Barack Obama wants to make federal funds contingent on schools and colleges requiring students to perform community service. He proposes 50 hours a year in middle and high school and 100 hours a year in college.
“These are the voices that will tell you — not just what you can’t do — but what you won’t do,” Obama said. “Young Americans won’t serve their country — they’re too selfish, too apathetic or too lazy. This is the soft sell of the status quo. The voice that tells you to settle because settling isn’t that bad.”
Actually, many young people volunteer voluntarily — often through their church, sometimes in political campaigns like Obama’s. Others work after school to help pay the rent, cover their expenses or save for college. In college, many students risk academic failure because they’re spending too much time working and not enough studying.
A Colorado superintendent, Cindy Stevenson, wondered how service would be defined. Who decides what counts?
“The difficulty is, when you start making it a graduation requirement,” she said. “That’s when individual value systems among parents and different groups in the community . . . you can get an awful lot of conflict.”
If schools want service to be “service learning,” they need to devote teacher time to designing programs and following through; it will take class time too. Is this the best use of time and energy? It depends on the subject, but probably not.
In my unmandated volunteering, I’ve run into groups of kids who are putting in their service hours; they go through the motions and make sure someone signs their “hours” sheet. I also work with some terrific teens who volunteer willingly on a team that prepares a meal for the homeless. One girl’s specialty is cutting up donated cakes and pies. Has she learned geometry? Compassion? Teamwork? She had the skills and values from the start.

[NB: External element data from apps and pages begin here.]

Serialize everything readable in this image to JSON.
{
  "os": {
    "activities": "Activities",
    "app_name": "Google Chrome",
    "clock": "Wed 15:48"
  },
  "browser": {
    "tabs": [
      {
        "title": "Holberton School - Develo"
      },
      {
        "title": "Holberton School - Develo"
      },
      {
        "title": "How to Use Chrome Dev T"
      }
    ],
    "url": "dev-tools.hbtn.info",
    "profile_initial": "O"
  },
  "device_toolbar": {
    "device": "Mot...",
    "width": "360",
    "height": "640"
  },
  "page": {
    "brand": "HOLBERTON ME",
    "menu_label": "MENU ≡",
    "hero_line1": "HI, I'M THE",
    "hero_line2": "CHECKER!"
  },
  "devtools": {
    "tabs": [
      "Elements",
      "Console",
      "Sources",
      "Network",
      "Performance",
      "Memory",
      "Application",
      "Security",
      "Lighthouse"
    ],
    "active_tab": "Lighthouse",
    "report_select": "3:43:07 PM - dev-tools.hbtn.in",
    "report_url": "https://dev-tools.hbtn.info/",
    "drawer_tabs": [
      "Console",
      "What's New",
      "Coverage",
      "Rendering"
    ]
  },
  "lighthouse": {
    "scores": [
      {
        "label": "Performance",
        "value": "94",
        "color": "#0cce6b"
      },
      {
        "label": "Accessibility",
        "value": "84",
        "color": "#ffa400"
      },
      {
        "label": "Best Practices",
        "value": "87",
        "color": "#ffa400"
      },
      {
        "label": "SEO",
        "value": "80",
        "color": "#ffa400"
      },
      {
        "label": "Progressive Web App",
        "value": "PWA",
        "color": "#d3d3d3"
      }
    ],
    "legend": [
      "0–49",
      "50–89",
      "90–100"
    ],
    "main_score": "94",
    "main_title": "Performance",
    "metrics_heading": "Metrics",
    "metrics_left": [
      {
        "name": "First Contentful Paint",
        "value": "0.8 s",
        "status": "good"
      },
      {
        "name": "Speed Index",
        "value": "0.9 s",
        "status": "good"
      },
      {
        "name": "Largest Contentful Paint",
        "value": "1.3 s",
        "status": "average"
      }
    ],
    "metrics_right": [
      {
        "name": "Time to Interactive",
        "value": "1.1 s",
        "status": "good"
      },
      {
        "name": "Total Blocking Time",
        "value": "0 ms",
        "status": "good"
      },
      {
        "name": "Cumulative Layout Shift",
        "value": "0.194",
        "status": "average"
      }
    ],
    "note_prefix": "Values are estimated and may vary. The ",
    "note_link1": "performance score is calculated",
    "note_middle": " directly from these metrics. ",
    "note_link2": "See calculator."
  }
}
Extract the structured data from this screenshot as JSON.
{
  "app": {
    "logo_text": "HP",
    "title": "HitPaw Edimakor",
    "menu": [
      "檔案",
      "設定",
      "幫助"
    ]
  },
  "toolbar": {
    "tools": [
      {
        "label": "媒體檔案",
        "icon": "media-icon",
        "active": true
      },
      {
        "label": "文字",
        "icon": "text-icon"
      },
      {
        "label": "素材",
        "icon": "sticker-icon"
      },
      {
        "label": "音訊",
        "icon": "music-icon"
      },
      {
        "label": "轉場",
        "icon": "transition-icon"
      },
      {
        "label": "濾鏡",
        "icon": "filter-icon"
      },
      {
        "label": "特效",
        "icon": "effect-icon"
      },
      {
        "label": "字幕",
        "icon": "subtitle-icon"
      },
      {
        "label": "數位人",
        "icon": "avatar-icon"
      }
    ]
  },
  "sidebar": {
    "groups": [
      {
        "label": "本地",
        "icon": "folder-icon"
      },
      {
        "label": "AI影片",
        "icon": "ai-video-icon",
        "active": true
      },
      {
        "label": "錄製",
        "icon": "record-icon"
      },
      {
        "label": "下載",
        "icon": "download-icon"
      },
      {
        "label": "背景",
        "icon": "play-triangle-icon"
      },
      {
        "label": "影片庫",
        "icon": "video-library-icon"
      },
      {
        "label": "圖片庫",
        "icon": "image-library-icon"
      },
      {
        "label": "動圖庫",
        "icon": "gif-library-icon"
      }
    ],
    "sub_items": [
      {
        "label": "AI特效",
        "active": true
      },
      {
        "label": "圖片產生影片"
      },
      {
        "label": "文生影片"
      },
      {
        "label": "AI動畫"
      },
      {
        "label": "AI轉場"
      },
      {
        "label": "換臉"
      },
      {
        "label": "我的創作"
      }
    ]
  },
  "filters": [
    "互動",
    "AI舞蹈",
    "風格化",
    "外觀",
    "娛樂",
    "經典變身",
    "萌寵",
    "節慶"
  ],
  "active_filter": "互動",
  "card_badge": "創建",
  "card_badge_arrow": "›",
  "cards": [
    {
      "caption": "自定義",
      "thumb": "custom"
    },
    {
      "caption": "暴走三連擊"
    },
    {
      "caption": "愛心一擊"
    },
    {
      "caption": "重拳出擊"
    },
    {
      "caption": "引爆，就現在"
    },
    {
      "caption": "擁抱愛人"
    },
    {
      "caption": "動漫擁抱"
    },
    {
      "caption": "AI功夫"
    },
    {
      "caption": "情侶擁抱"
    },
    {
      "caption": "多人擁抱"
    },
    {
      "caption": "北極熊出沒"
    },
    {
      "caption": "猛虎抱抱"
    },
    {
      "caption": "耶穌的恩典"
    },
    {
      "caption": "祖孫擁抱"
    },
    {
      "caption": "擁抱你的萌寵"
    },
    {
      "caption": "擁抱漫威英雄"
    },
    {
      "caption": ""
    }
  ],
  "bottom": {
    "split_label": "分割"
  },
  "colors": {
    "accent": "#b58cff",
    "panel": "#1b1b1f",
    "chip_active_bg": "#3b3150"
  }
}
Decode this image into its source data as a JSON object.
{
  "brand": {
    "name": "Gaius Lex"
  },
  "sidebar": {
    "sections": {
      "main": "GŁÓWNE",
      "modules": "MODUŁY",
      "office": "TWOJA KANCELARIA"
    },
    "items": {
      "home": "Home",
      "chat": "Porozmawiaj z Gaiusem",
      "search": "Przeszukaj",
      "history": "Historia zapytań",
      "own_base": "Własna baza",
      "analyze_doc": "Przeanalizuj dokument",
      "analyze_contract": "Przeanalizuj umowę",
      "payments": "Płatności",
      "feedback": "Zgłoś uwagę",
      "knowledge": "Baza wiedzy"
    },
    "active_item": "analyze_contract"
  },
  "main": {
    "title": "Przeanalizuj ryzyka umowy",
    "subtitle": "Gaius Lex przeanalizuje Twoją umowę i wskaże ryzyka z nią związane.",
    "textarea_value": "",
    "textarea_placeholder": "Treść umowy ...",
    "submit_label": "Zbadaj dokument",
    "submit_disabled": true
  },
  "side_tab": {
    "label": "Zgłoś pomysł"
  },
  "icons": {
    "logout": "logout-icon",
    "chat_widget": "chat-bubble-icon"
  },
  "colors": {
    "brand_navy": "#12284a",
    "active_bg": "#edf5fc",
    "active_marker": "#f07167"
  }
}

Matt Yglesias is dubious about mandating service in order to build civic spirit.
It seems worth noting that the best “service” initiatives around, like the Peace Corps and Teach For America, aren’t so much “service” as they are public sector jobs that are simply structured as to operate outside the normal contours of recruitment and employment. There’s nothing wrong with that, but the relevant test should be effectiveness of outcomes (does TFA help kids learn, does the Peace Corps help build the American brand) not whether or not it’s creating an awesome servicey spirit.
The only way to get everyone to serve meaningfully is to draft every 18-year-old into the military or into a civilian job designed to mimic military service. That would build a unified spirit — hatred for the draft — but it would burden the Army or National Guard with unwilling, unfit, short-term soldiers.
Update: Do we need a U.S. Public Service Academy to train young people for government jobs?